Oh boy. The French National Commission on Computing and Liberty (CNIL) is now claiming that Google was collecting passwords and email content during its sweep of unencrypted Wi-Fi networks for Google Maps. The sensitive private information was discovered in data provided by Google as part of its compliance with the CNIL. The French commission launched an investigation into Google's data collection in May.
Early in the investigation Google admitted that its Street View cars had "inadvertently" recorded residential network traffic while compiling its panoramic images for Google Maps. The company said that it was only meant to verify the position of Wi-Fi hotspots for its location service, acquiring only fragments.

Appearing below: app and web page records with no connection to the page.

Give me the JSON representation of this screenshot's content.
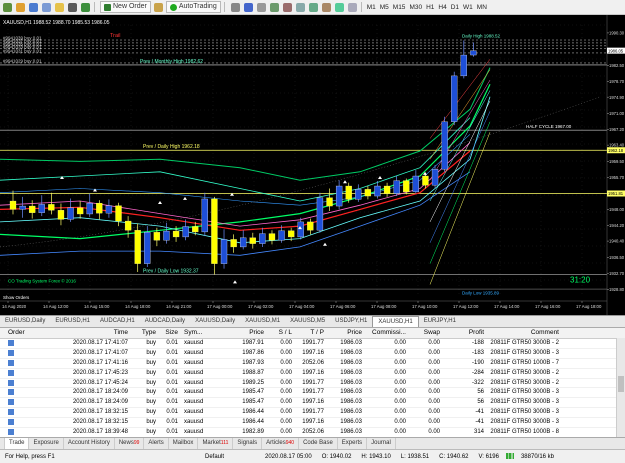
{
  "toolbar": {
    "new_order_label": "New Order",
    "auto_trading_label": "AutoTrading",
    "timeframes": [
      "M1",
      "M5",
      "M15",
      "M30",
      "H1",
      "H4",
      "D1",
      "W1",
      "MN"
    ]
  },
  "chart": {
    "symbol_header": "XAUUSD,H1  1988.52 1988.70 1985.53 1986.05",
    "orders": [
      "#9941039 buy 0.01",
      "#9941037 buy 0.01",
      "#9941035 buy 0.01",
      "#9941033 buy 0.01",
      "#9941031 buy 0.01",
      "#9941029 buy 0.01"
    ],
    "trail_label": "Trail",
    "prev_monthly_high": "Prev / Monthly High 1982.62",
    "prev_daily_high": "Prev / Daily High 1962.18",
    "prev_daily_low": "Prev / Daily Low 1932.37",
    "half_cycle": "HALF CYCLE 1967.00",
    "daily_high_tag": "Daily High 1988.52",
    "daily_low_tag": "Daily Low 1935.89",
    "show_orders": "Show Orders",
    "watermark": "CO Trading System Forex © 2016",
    "countdown": "31:20",
    "prices": [
      "1990.30",
      "1986.05",
      "1982.50",
      "1978.70",
      "1974.90",
      "1971.00",
      "1967.20",
      "1963.40",
      "1959.50",
      "1955.70",
      "1951.90",
      "1948.00",
      "1944.20",
      "1940.40",
      "1936.50",
      "1932.70",
      "1928.80"
    ],
    "price_tags": [
      {
        "label": "1986.05",
        "color": "#ffffff"
      },
      {
        "label": "1962.18",
        "color": "#ffff66"
      },
      {
        "label": "1951.81",
        "color": "#ffff66"
      }
    ],
    "times": [
      "14 Aug 2020",
      "14 Aug 12:00",
      "14 Aug 15:00",
      "14 Aug 18:00",
      "14 Aug 21:00",
      "17 Aug 00:00",
      "17 Aug 02:00",
      "17 Aug 04:00",
      "17 Aug 06:00",
      "17 Aug 08:00",
      "17 Aug 10:00",
      "17 Aug 12:00",
      "17 Aug 14:00",
      "17 Aug 16:00",
      "17 Aug 18:00"
    ],
    "candles": [
      [
        1950.0,
        1948.0,
        1952.5,
        1946.8
      ],
      [
        1948.0,
        1948.8,
        1951.0,
        1946.0
      ],
      [
        1948.8,
        1947.2,
        1950.2,
        1945.8
      ],
      [
        1947.2,
        1949.2,
        1951.4,
        1946.4
      ],
      [
        1949.2,
        1947.8,
        1952.0,
        1946.8
      ],
      [
        1947.8,
        1945.6,
        1949.4,
        1944.2
      ],
      [
        1945.6,
        1948.4,
        1950.6,
        1945.0
      ],
      [
        1948.4,
        1946.9,
        1950.0,
        1945.8
      ],
      [
        1946.9,
        1949.5,
        1951.8,
        1946.2
      ],
      [
        1949.5,
        1947.1,
        1950.2,
        1945.6
      ],
      [
        1947.1,
        1948.9,
        1950.4,
        1946.0
      ],
      [
        1948.9,
        1945.2,
        1949.6,
        1944.0
      ],
      [
        1945.2,
        1943.0,
        1946.4,
        1941.2
      ],
      [
        1943.0,
        1935.0,
        1944.6,
        1933.0
      ],
      [
        1935.0,
        1942.5,
        1944.0,
        1934.2
      ],
      [
        1942.5,
        1940.6,
        1943.6,
        1939.2
      ],
      [
        1940.6,
        1942.8,
        1944.8,
        1939.8
      ],
      [
        1942.8,
        1941.4,
        1944.0,
        1940.2
      ],
      [
        1941.4,
        1943.9,
        1945.6,
        1940.6
      ],
      [
        1943.9,
        1942.6,
        1945.0,
        1941.8
      ],
      [
        1942.6,
        1950.5,
        1952.0,
        1941.6
      ],
      [
        1950.5,
        1935.0,
        1951.0,
        1932.4
      ],
      [
        1935.0,
        1940.8,
        1943.2,
        1933.8
      ],
      [
        1940.8,
        1939.0,
        1942.0,
        1937.6
      ],
      [
        1939.0,
        1941.2,
        1943.0,
        1938.4
      ],
      [
        1941.2,
        1939.8,
        1942.4,
        1938.6
      ],
      [
        1939.8,
        1942.2,
        1943.6,
        1939.0
      ],
      [
        1942.2,
        1940.6,
        1943.0,
        1939.6
      ],
      [
        1940.6,
        1942.9,
        1944.2,
        1940.0
      ],
      [
        1942.9,
        1941.4,
        1943.6,
        1940.4
      ],
      [
        1941.4,
        1945.0,
        1946.0,
        1940.8
      ],
      [
        1945.0,
        1943.0,
        1945.8,
        1942.0
      ],
      [
        1943.0,
        1950.8,
        1952.0,
        1942.4
      ],
      [
        1950.8,
        1948.8,
        1953.0,
        1947.6
      ],
      [
        1948.8,
        1953.6,
        1955.0,
        1948.0
      ],
      [
        1953.6,
        1950.4,
        1954.4,
        1949.6
      ],
      [
        1950.4,
        1952.8,
        1954.0,
        1949.8
      ],
      [
        1952.8,
        1951.2,
        1953.6,
        1950.4
      ],
      [
        1951.2,
        1953.6,
        1954.8,
        1950.6
      ],
      [
        1953.6,
        1951.8,
        1954.4,
        1951.0
      ],
      [
        1951.8,
        1954.9,
        1956.0,
        1951.2
      ],
      [
        1954.9,
        1952.2,
        1955.4,
        1951.6
      ],
      [
        1952.2,
        1956.0,
        1957.4,
        1951.8
      ],
      [
        1956.0,
        1953.8,
        1956.8,
        1953.0
      ],
      [
        1953.8,
        1957.6,
        1958.6,
        1953.2
      ],
      [
        1957.6,
        1969.0,
        1970.2,
        1957.0
      ],
      [
        1969.0,
        1980.0,
        1981.0,
        1968.2
      ],
      [
        1980.0,
        1985.0,
        1988.5,
        1979.4
      ],
      [
        1985.0,
        1986.05,
        1988.0,
        1984.6
      ]
    ]
  },
  "chart_tabs": [
    "EURUSD,Daily",
    "EURUSD,H1",
    "AUDCAD,H1",
    "AUDCAD,Daily",
    "XAUUSD,Daily",
    "XAUUSD,M1",
    "XAUUSD,M5",
    "USDJPY,H1",
    "XAUUSD,H1",
    "EURJPY,H1"
  ],
  "active_chart_tab": "XAUUSD,H1",
  "terminal": {
    "headers": [
      "Order",
      "Time",
      "Type",
      "Size",
      "Sym...",
      "Price",
      "S / L",
      "T / P",
      "Price",
      "Commissi...",
      "Swap",
      "Profit",
      "Comment"
    ],
    "rows": [
      [
        "",
        "2020.08.17 17:41:07",
        "buy",
        "0.01",
        "xauusd",
        "1987.91",
        "0.00",
        "1991.77",
        "1986.03",
        "0.00",
        "0.00",
        "-188",
        "20811F GTR50 3000B - 2"
      ],
      [
        "",
        "2020.08.17 17:41:07",
        "buy",
        "0.01",
        "xauusd",
        "1987.86",
        "0.00",
        "1997.16",
        "1986.03",
        "0.00",
        "0.00",
        "-183",
        "20811F GTR50 3000B - 3"
      ],
      [
        "",
        "2020.08.17 17:41:16",
        "buy",
        "0.01",
        "xauusd",
        "1987.93",
        "0.00",
        "2052.06",
        "1986.03",
        "0.00",
        "0.00",
        "-190",
        "20811F GTR50 1000B - 7"
      ],
      [
        "",
        "2020.08.17 17:45:23",
        "buy",
        "0.01",
        "xauusd",
        "1988.87",
        "0.00",
        "1997.16",
        "1986.03",
        "0.00",
        "0.00",
        "-284",
        "20811F GTR50 3000B - 2"
      ],
      [
        "",
        "2020.08.17 17:45:24",
        "buy",
        "0.01",
        "xauusd",
        "1989.25",
        "0.00",
        "1991.77",
        "1986.03",
        "0.00",
        "0.00",
        "-322",
        "20811F GTR50 3000B - 2"
      ],
      [
        "",
        "2020.08.17 18:24:09",
        "buy",
        "0.01",
        "xauusd",
        "1985.47",
        "0.00",
        "1991.77",
        "1986.03",
        "0.00",
        "0.00",
        "56",
        "20811F GTR50 3000B - 3"
      ],
      [
        "",
        "2020.08.17 18:24:09",
        "buy",
        "0.01",
        "xauusd",
        "1985.47",
        "0.00",
        "1997.16",
        "1986.03",
        "0.00",
        "0.00",
        "56",
        "20811F GTR50 3000B - 3"
      ],
      [
        "",
        "2020.08.17 18:32:15",
        "buy",
        "0.01",
        "xauusd",
        "1986.44",
        "0.00",
        "1991.77",
        "1986.03",
        "0.00",
        "0.00",
        "-41",
        "20811F GTR50 3000B - 3"
      ],
      [
        "",
        "2020.08.17 18:32:15",
        "buy",
        "0.01",
        "xauusd",
        "1986.44",
        "0.00",
        "1997.16",
        "1986.03",
        "0.00",
        "0.00",
        "-41",
        "20811F GTR50 3000B - 3"
      ],
      [
        "",
        "2020.08.17 18:39:48",
        "buy",
        "0.01",
        "xauusd",
        "1982.89",
        "0.00",
        "2052.06",
        "1986.03",
        "0.00",
        "0.00",
        "314",
        "20811F GTR50 1000B - 8"
      ]
    ]
  },
  "bottom_tabs": [
    {
      "label": "Trade",
      "badge": ""
    },
    {
      "label": "Exposure",
      "badge": ""
    },
    {
      "label": "Account History",
      "badge": ""
    },
    {
      "label": "News",
      "badge": "99"
    },
    {
      "label": "Alerts",
      "badge": ""
    },
    {
      "label": "Mailbox",
      "badge": ""
    },
    {
      "label": "Market",
      "badge": "111"
    },
    {
      "label": "Signals",
      "badge": ""
    },
    {
      "label": "Articles",
      "badge": "940"
    },
    {
      "label": "Code Base",
      "badge": ""
    },
    {
      "label": "Experts",
      "badge": ""
    },
    {
      "label": "Journal",
      "badge": ""
    }
  ],
  "status": {
    "help": "For Help, press F1",
    "profile": "Default",
    "datetime": "2020.08.17 05:00",
    "open": "O: 1940.02",
    "high": "H: 1943.10",
    "low": "L: 1938.51",
    "close": "C: 1940.62",
    "volume": "V: 6196",
    "traffic": "38870/16 kb"
  },
  "colors": {
    "bull": "#1e4fd8",
    "bear": "#ffff00",
    "chart_bg": "#000000"
  }
}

However the software used in the collection process gathered more than just fragments, grabbing and storing actual packets of data.
Currently the CNIL is still examining the Wi-Fi traffic and data stored on two hard disks provided by Google. The commission is also accessing Google data by connecting to servers over a secure connection. The CNIL said that it's still too early to say what will actually happen as a result of its investigation.

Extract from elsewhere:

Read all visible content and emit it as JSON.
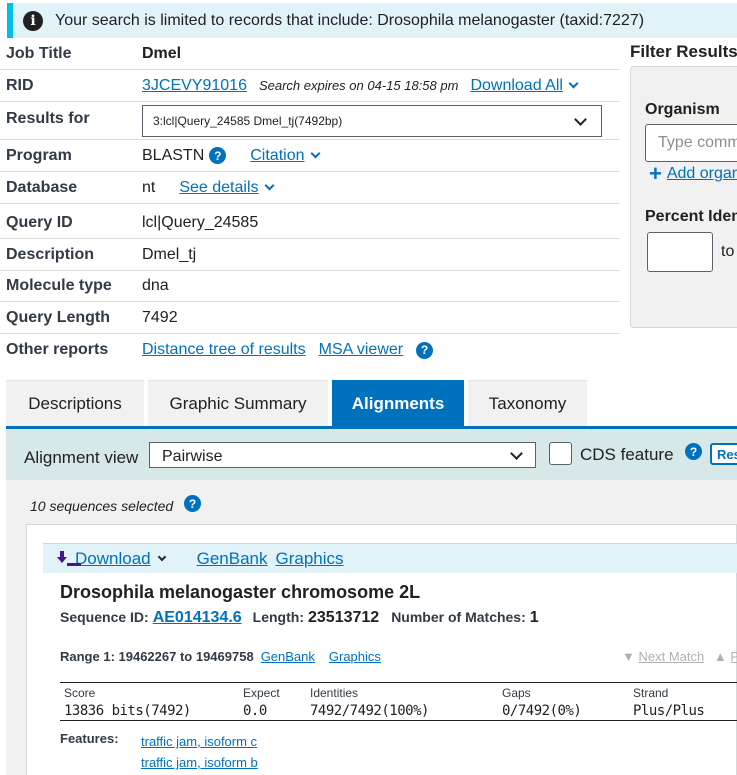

"We can already state that Google Google did indeed record email access passwords [and] extracts of the content of email messages," CNIL said.
Investigations are also underway in Spain and Germany in regards to the Wi-Fi traffic data collection, however France was the first country to receive the requested data. We expect to hear more from all parties in the coming weeks.